_TASK BRIEF_. Copy each line of the records below that has "Citations" in it.

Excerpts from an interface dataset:
--- --- ---

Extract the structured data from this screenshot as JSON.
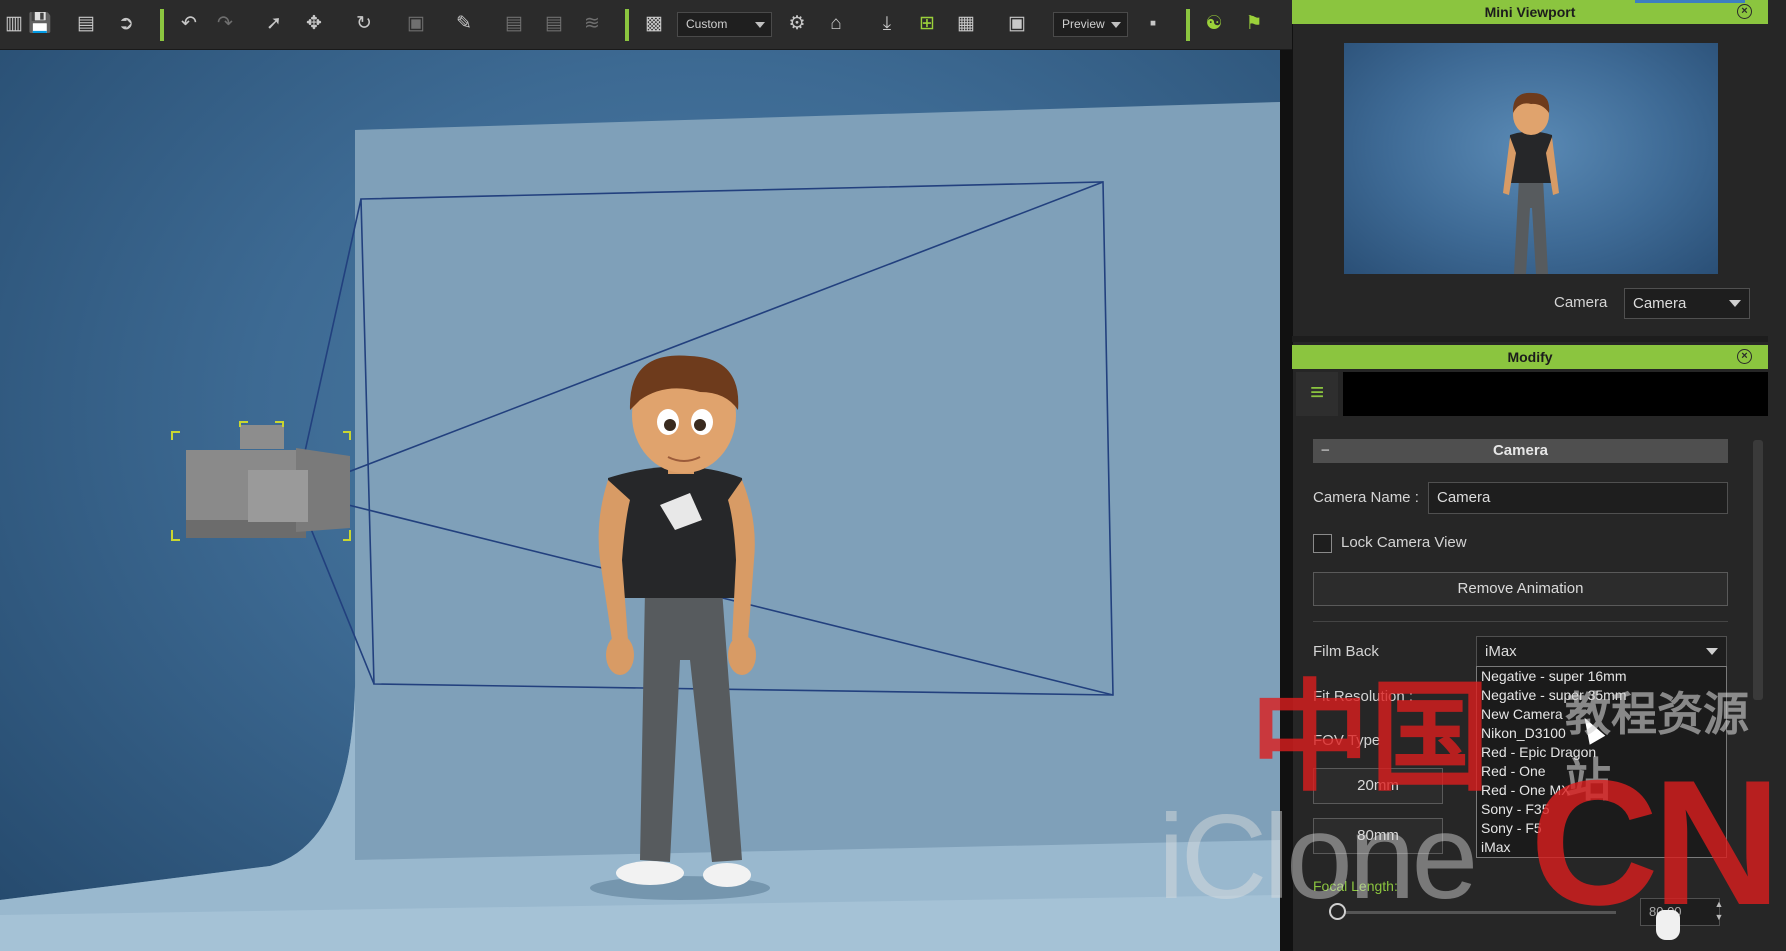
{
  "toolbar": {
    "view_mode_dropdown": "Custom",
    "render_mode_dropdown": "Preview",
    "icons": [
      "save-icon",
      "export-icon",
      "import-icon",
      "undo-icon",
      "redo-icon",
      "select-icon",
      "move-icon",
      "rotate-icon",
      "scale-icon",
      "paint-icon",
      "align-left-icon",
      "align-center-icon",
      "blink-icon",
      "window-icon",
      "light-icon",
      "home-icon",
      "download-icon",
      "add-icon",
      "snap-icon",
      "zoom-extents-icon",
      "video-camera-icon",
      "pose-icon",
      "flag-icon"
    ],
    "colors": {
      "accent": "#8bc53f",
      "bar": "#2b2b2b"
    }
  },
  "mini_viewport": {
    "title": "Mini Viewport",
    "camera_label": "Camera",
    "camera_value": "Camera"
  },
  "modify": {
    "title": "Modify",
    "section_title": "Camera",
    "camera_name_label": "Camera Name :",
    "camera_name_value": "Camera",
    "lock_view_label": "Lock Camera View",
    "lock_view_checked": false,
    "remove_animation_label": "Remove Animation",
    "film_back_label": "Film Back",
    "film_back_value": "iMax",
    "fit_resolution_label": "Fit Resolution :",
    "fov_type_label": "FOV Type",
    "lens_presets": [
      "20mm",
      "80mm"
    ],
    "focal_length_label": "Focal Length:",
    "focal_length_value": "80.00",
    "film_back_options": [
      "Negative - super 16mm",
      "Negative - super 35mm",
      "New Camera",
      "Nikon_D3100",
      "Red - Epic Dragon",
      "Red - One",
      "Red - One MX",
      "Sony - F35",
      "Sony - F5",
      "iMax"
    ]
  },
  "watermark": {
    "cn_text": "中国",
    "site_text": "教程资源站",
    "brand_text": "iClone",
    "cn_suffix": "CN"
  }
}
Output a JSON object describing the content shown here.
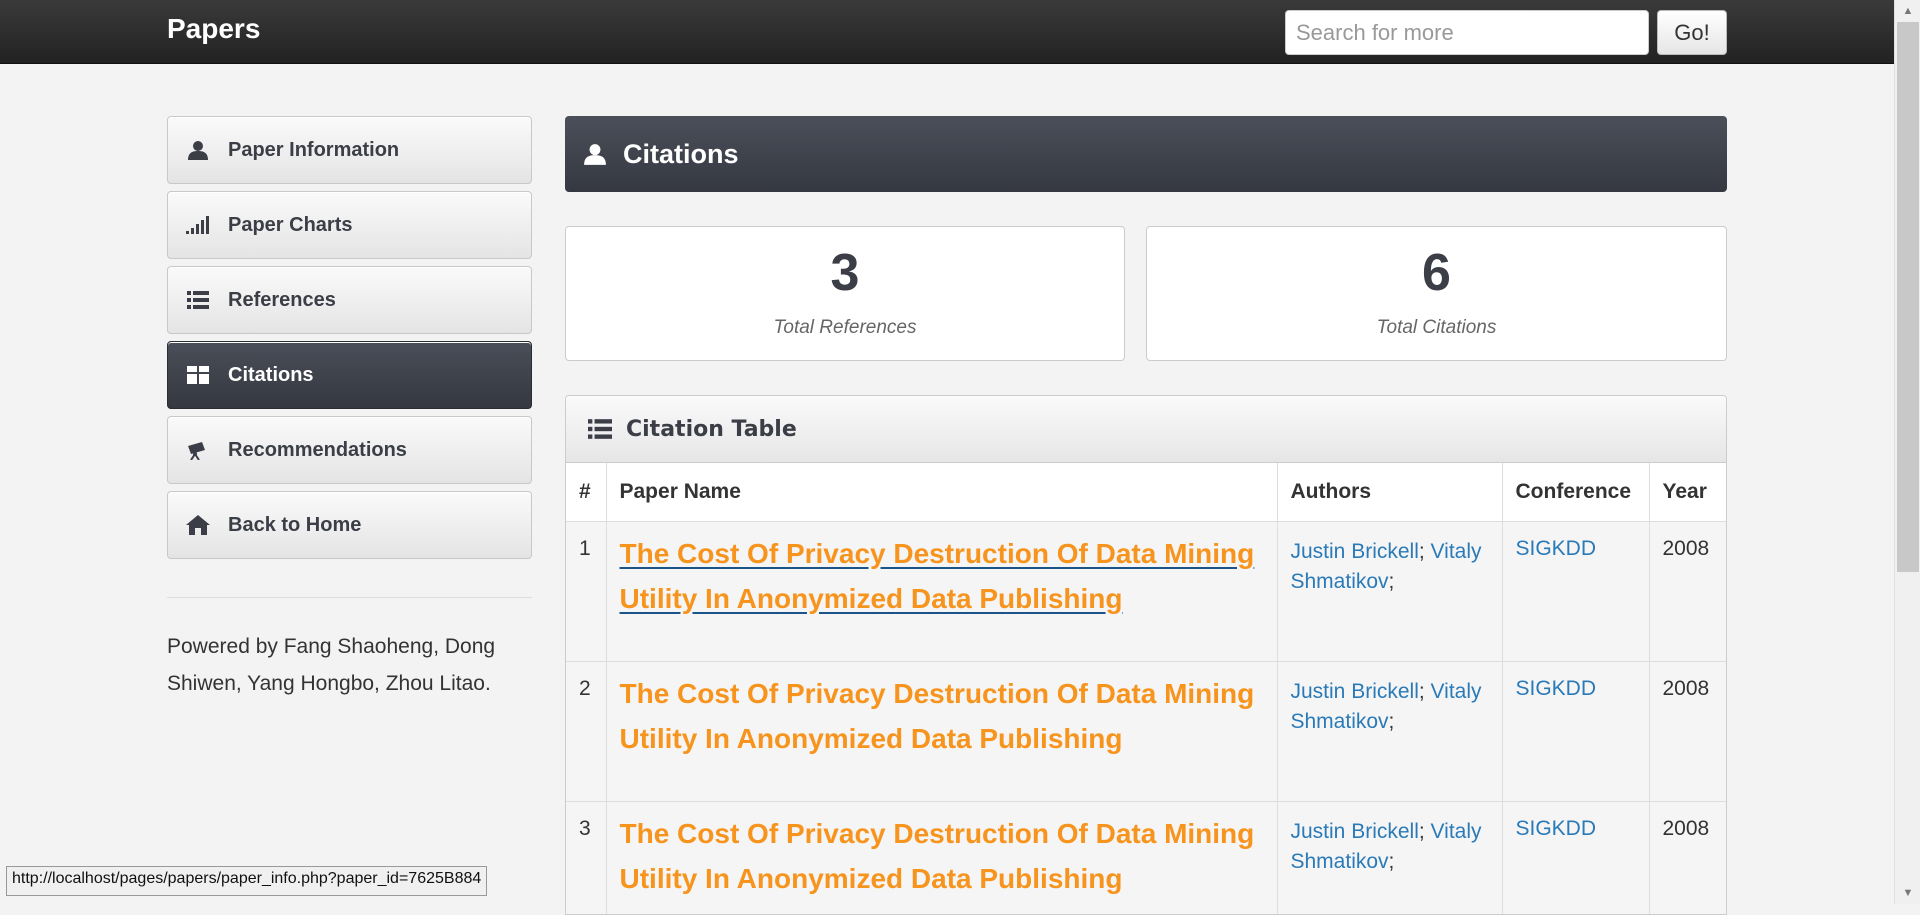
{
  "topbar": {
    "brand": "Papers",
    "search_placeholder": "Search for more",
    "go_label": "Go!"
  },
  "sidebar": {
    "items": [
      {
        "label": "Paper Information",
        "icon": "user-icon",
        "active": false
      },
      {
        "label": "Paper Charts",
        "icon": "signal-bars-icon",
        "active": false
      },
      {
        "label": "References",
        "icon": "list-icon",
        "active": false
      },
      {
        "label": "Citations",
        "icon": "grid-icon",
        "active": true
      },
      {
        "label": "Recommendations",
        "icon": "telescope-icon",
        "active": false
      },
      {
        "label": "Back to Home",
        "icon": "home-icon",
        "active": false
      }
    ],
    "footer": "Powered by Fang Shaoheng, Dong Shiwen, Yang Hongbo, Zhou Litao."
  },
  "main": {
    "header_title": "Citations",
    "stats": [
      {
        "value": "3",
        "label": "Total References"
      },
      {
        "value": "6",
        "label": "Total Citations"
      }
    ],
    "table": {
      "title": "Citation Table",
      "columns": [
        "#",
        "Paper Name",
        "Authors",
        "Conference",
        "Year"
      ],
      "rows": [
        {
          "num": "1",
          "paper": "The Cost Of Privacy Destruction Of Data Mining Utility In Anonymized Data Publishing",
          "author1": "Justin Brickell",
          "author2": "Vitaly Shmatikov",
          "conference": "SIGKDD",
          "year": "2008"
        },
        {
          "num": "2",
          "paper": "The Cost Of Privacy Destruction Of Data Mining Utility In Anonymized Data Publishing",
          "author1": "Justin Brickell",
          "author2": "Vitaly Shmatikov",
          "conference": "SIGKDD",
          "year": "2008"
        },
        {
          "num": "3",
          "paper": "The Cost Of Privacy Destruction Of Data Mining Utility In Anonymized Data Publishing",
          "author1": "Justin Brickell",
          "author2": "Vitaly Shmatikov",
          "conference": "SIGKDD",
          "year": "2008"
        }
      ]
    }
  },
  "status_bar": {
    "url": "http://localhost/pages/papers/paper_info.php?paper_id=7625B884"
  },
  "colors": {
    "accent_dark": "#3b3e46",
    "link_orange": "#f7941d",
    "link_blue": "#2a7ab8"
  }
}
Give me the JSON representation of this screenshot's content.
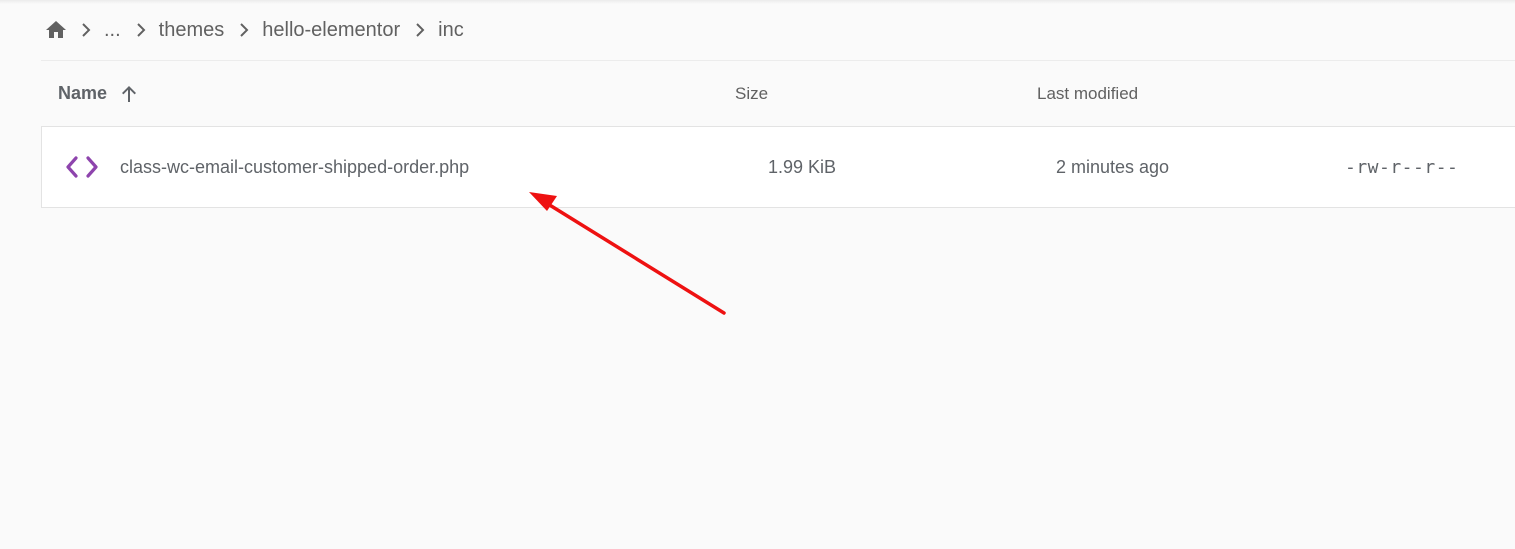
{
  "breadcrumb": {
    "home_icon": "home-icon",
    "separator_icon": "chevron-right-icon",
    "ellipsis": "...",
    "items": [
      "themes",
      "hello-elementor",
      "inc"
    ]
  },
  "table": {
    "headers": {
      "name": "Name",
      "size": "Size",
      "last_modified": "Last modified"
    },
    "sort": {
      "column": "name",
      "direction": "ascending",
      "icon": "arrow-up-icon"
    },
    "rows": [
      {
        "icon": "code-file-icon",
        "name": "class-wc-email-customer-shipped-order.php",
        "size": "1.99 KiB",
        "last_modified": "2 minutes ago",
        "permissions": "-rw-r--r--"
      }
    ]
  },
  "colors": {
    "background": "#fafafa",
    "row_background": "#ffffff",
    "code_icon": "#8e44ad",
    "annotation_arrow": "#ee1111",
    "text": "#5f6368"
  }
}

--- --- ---

_SOLVED PROBLEM_.
        "label": "Citations",
    "header_title": "Citations",
        "label": "Total Citations"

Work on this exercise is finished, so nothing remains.